• _RECORDS PROVIDED_
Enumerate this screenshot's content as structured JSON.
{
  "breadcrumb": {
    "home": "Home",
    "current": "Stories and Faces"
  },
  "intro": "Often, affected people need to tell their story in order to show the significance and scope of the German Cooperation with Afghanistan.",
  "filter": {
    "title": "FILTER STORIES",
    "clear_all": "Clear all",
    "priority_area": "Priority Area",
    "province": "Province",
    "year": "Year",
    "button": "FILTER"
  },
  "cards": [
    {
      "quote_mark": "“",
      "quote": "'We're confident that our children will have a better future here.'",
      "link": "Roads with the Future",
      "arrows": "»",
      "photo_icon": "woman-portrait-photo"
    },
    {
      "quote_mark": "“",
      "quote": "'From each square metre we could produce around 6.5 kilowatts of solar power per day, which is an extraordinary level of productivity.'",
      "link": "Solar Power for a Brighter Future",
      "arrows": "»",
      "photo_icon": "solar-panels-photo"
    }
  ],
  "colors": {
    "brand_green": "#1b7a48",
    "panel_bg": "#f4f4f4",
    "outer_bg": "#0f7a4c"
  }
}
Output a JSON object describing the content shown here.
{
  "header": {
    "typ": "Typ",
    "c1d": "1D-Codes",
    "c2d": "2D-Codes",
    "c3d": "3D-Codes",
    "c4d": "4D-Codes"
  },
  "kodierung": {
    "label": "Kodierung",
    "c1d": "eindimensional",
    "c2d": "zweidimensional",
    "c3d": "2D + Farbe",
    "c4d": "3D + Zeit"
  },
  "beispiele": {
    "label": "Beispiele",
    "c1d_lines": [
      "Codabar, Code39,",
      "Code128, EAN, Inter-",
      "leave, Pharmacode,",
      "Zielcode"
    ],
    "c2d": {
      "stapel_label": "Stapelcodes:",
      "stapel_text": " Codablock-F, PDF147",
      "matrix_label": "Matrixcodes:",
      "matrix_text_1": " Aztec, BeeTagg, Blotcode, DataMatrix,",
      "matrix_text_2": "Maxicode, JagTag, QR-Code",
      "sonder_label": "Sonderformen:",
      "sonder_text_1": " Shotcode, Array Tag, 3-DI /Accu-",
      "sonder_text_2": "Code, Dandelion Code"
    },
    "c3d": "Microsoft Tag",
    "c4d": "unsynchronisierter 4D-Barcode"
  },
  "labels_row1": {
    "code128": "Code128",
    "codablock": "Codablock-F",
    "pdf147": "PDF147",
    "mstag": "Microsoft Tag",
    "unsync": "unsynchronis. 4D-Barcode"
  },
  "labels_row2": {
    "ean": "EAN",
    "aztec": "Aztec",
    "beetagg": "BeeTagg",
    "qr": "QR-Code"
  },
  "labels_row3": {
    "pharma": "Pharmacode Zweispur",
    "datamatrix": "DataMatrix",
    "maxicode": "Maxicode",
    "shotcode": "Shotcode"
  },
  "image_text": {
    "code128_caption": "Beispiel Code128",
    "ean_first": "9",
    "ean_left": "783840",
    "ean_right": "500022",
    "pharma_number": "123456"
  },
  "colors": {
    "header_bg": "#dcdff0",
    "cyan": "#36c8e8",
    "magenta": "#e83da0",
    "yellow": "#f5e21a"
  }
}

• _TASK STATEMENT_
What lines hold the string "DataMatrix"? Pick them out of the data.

• _SOLUTION FOR THIS PROBLEM_
      "matrix_text_1": " Aztec, BeeTagg, Blotcode, DataMatrix,",
    "datamatrix": "DataMatrix",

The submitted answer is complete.